In this article, you will be able to cover all the sub-topics that come under muscle fatigue, such as the definition of muscle fatigue, causes, symptoms, treatment, and recovery. 


Muscle Pain and Fatigue 

Pain and fatigue can happen simultaneously during prolonged tiring muscular activity, especially when one approaches the limit of tolerance, and both can impair muscle performance. Chronic myofascial pain (such as fibromyalgia) or contraction-induced pain is common in patients with neuromuscular diseases (such as metabolic myopathies). These two types of pain may overlap in some patients, and both may impair the central motor drive throughout the exercise.


What Causes Muscle Fatigue?

It is caused by a variety of mechanisms at a number of different sites rather than by a single mechanism. The proportional importance (contribution) of causes varies, depending on the task.

Central Fatigue 

  1. Central fatigue is defined as a progressive reduction in voluntary muscle activation. The inability of the CNS to drive the muscles optimally results in a loss of force.

  2. Central fatigue is caused by a reduction in the neuronal drive to the muscles. This begins in the central nervous system (CNS). It is triggered by an inhibition that is evoked by nerve signals from receptors (likely chemoreceptors) in tired muscles.

  3. Inhibition can affect motor pathways anywhere in the brain, from the voluntary centres to the spinal motor neurons. This type of exhaustion is characterised by a reduction in the outflow of motor impulses to the muscles.

  4. In the motor cortex, there are disruptions in motor coordination that interfere with the basal ganglia's motor control circuits and resistance to voluntary effort.

  5. Motivation and perceived competence are two psychological aspects to consider, which are the awareness of pain, the ability to tolerate it and neurological issues. 

  6. The primary reason that people cease exercising in the latter is because of central tiredness.


The muscle fatigue path


 The muscle fatigue path


Peripheral Fatigue   

  1. It is characterised as the body's inability to send enough energy or other metabolites to the contracting muscles to meet the increasing demand for energy. It produces contractile dysfunction, which results in the eventual decline or loss of a single muscle or a local group of muscles' ability to perform work.

  2. Fatigue (forced loss), caused by abnormalities at or distal to the neuromuscular junction, is characterised as peripheral fatigue. Peripheral fatigue will always be the initial sort of fatigue. 

  3. Changes in or around the motor neuron cause peripheral fatigue. The reason might be a lack of essential substance(s) and/or a build-up of catabolites or other compounds that are released by muscular action. 

  4. The Krebs cycle converts the pyruvate, produced by glycolysis, into more ATP molecules.

  5. Pyruvate, produced in the cytoplasm, is usually sent to the mitochondria, where it is entirely converted to carbon dioxide. Pyruvate cannot enter the Krebs cycle due to a lack of oxygen at the time of high exercise activity. It accumulates in the muscle fibres. 

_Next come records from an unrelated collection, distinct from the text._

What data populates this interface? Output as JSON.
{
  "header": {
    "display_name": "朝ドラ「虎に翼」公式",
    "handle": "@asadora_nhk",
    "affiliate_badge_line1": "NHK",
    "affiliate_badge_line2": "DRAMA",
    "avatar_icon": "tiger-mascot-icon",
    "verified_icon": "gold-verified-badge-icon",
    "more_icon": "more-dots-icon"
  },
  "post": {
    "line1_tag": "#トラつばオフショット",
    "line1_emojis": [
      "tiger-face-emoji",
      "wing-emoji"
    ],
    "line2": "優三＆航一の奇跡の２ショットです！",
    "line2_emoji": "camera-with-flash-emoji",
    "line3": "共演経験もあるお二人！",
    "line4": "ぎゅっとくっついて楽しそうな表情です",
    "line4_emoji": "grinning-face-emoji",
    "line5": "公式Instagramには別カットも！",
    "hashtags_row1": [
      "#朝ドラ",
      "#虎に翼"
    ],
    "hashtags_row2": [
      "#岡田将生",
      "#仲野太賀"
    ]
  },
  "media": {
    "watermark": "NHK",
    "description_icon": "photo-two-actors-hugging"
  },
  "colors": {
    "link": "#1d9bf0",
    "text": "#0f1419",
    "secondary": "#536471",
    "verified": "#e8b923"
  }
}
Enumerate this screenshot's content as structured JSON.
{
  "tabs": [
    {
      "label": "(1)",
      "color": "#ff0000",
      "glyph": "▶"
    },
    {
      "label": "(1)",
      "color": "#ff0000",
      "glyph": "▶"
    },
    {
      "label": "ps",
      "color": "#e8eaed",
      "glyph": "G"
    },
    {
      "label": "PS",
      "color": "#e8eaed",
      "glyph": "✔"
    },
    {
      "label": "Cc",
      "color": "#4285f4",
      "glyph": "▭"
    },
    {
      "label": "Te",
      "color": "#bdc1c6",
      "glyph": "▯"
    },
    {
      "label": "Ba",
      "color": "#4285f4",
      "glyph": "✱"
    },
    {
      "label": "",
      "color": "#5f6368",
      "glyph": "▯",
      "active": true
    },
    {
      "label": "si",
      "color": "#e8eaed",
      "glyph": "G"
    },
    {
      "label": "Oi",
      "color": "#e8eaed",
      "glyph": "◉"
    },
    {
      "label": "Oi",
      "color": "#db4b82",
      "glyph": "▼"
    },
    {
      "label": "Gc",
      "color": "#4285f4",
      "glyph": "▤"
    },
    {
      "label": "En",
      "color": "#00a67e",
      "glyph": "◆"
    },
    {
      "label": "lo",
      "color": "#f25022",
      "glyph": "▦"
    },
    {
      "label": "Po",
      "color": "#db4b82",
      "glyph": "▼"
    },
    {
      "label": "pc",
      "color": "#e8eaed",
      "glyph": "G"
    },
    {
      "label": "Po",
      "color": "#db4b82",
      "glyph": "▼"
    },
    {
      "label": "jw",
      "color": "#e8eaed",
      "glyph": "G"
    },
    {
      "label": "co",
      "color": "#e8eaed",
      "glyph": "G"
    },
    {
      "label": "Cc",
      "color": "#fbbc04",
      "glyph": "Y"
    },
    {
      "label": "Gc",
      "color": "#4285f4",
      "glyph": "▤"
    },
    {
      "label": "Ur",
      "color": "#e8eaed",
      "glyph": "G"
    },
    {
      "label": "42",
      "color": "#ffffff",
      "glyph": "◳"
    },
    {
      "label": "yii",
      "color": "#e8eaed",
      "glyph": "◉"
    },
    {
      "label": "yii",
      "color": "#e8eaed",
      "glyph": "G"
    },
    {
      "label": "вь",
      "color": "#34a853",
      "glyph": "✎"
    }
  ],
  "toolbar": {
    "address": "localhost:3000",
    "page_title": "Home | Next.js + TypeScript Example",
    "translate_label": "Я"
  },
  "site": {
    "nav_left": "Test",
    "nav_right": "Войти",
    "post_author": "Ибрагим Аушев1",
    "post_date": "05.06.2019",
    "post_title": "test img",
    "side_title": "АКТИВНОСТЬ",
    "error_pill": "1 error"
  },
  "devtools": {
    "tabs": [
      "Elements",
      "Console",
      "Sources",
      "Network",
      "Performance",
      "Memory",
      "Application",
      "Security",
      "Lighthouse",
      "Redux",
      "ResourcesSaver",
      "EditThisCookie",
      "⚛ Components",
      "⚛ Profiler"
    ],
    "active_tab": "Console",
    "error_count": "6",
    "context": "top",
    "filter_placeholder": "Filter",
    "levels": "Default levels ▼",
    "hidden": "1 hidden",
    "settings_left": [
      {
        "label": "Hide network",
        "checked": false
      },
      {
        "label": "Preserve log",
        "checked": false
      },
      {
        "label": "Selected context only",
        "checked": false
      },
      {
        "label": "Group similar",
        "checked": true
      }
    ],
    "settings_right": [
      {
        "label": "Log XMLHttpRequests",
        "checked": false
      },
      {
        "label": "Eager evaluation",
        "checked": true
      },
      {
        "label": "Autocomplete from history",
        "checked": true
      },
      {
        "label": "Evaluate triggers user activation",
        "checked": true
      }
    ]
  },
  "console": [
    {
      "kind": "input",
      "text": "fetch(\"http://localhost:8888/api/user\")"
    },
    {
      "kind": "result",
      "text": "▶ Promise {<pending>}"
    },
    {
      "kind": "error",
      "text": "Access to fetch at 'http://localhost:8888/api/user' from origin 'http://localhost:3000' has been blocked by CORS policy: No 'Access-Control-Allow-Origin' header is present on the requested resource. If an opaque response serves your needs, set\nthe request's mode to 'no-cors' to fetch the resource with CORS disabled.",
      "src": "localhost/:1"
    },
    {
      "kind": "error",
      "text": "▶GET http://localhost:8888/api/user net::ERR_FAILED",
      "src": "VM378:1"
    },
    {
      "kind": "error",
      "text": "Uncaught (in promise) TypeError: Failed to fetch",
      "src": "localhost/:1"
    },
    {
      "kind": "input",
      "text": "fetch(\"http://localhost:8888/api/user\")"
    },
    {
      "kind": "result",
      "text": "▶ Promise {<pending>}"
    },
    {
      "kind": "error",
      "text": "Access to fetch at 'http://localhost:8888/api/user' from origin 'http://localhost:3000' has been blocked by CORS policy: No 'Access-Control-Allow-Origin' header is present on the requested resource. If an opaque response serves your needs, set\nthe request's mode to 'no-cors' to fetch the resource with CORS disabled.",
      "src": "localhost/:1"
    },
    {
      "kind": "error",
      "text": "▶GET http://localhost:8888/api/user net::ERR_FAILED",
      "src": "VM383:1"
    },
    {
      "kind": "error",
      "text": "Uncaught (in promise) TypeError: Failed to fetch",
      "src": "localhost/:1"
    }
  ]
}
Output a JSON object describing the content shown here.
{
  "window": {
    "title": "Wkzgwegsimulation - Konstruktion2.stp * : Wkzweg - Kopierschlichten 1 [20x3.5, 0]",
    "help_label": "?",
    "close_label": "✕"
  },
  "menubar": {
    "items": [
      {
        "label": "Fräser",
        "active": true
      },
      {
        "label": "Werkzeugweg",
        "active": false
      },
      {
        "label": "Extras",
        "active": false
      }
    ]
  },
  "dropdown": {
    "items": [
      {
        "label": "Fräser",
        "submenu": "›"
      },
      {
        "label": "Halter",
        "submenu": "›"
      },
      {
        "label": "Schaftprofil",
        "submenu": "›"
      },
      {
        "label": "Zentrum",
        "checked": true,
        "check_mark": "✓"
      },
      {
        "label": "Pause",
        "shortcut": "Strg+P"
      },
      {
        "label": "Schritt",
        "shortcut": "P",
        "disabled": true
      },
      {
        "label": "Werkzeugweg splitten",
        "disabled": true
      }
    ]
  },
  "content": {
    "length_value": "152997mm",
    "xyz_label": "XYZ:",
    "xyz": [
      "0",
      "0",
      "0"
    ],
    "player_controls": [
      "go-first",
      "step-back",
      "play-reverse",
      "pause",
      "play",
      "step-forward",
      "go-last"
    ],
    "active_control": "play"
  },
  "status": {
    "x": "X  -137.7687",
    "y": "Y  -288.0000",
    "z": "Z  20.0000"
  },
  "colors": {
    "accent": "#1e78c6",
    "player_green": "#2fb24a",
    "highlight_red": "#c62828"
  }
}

  6. When lactic acid builds up in the muscles, the pH drops to around 6.4 to 6.6, causing a stinging sensation in the muscles. At this low pH, energy generation and muscle contraction begin to slow down at the cellular level. Muscle contractions cease when myosin can no longer bind to actin. Anaerobic respiration is the process of breathing without oxygen.

  7. Metabolic fatigue is caused by a lack of substrates, such as adenosine triphosphate (ATP), glycogen, and creatine phosphate.

  8. Damaged and poisoned mitochondria will be unable to keep up with the intake of pyruvate if they are not functioning properly. Lactic acid builds up during aerobic respiration when you exercise, and your body breaks down glucose for energy and produces ATP which is needed for muscle contraction.

  9. When there is not enough oxygen to finish the process during intense activity, a chemical called lactate is produced.

  10.  Thus, the bloodstream is incapable of providing it at the required speed. The Cori Cycle transports lactic acid to the liver, where it can be stored, before being converted to glucose in the presence of oxygen. 

Muscle fatigue can be caused by the accumulation of substances such as chloride, potassium, lactic acid, ADP, magnesium, reactive oxygen species, and inorganic phosphate.


Muscle Fatigue Symptoms 

Muscle fatigue may affect any part of the body. Muscle weakness is an early indication of this illness. Muscle tiredness is also associated with localized pain, soreness, muscle twitching, a weak grip, shortness of breath, trembling, and muscle cramps.

Seek emergency medical assistance if symptoms get worse. This might be a sign of a more significant health problem.


Muscle Fatigue Recovery

The time it takes for the muscles to recover after exercise is determined by your degree of fitness, and the complexity of your activity. 

The volume, intensity, and length of your workout all affect how exhausting it is on your body. A very easy activity may allow your muscles to recuperate in 24 hours, but a more strenuous workout may take two to three days. Workouts that are really strenuous may take much longer.


Muscle Fatigue Treatment

The healthcare practitioner will offer suitable treatment once they have discovered the reason for the muscular weakness. The intensity of symptoms, as well as the underlying reason for the muscular weakness, will determine the treatment approach.

There are some therapy options for disorders that produce muscular weakness, such as physiotherapy and occupational therapy (OT). OTC pain medicines, such as ibuprofen or acetaminophen, can help control pain that is caused by illnesses, such as CFS, peripheral neuropathy, and neuralgia.


Conclusion

This article has given all the useful details about muscle fatigue, with respect to the NEET syllabus. The questions that are provided at the end of this article are useful and important from the exam’s point of view and help in clearing the doubts about this topic. It will also help in qualifying for the exam. 

Competitive Exams after 12th Science

FAQs on Muscle Fatigue: Summary for NEET

1. Muscle fatigue is due to the accumulation of 

(a) Lactic acid

(b) Creatine phosphate

(c) Carbon dioxide

(d) None of the above

(a) Lactic acid

Explanation: A buildup of lactic acid in the muscles as a result of anaerobic respiration is a common cause of fatigue. During high exercise, the oxygen level becomes low and it can not meet the demand of muscles, so anaerobic respiration occurs and produces lactic acid as the end product. Lactic acid accumulation decreases pH, and muscle fibres stop responding to stimulus as a result. Lactic acid is produced and stored in muscle under situations of high energy demand, rapid changes in energy requirements, and limited O2 delivery.

2.  Cramps in the leg muscle after running a long distance are because of

(a) A buildup of acetic acid

(b) A buildup of oxalic acid

(c) A buildup of lactic acid

(d) A buildup of Pyruvic acid

(a) A buildup of acetic acid

Explanation: Cramping is defined as a painful involuntary muscle contraction produced by fatigue or tension. Cramping is caused by a mismatch between nerve signals that activate a muscle and those that inhibit its contractions. When a muscle is fatigued, it tends to become unbalanced. During running, muscles need to work fast and need more energy, but oxygen can not reach muscles at that speed, and then, muscles shift towards anaerobic respiration and produce lactic acid and some amount of energy. Also, we know that muscle fatigue occurs due to the accumulation of lactic acid in the muscles.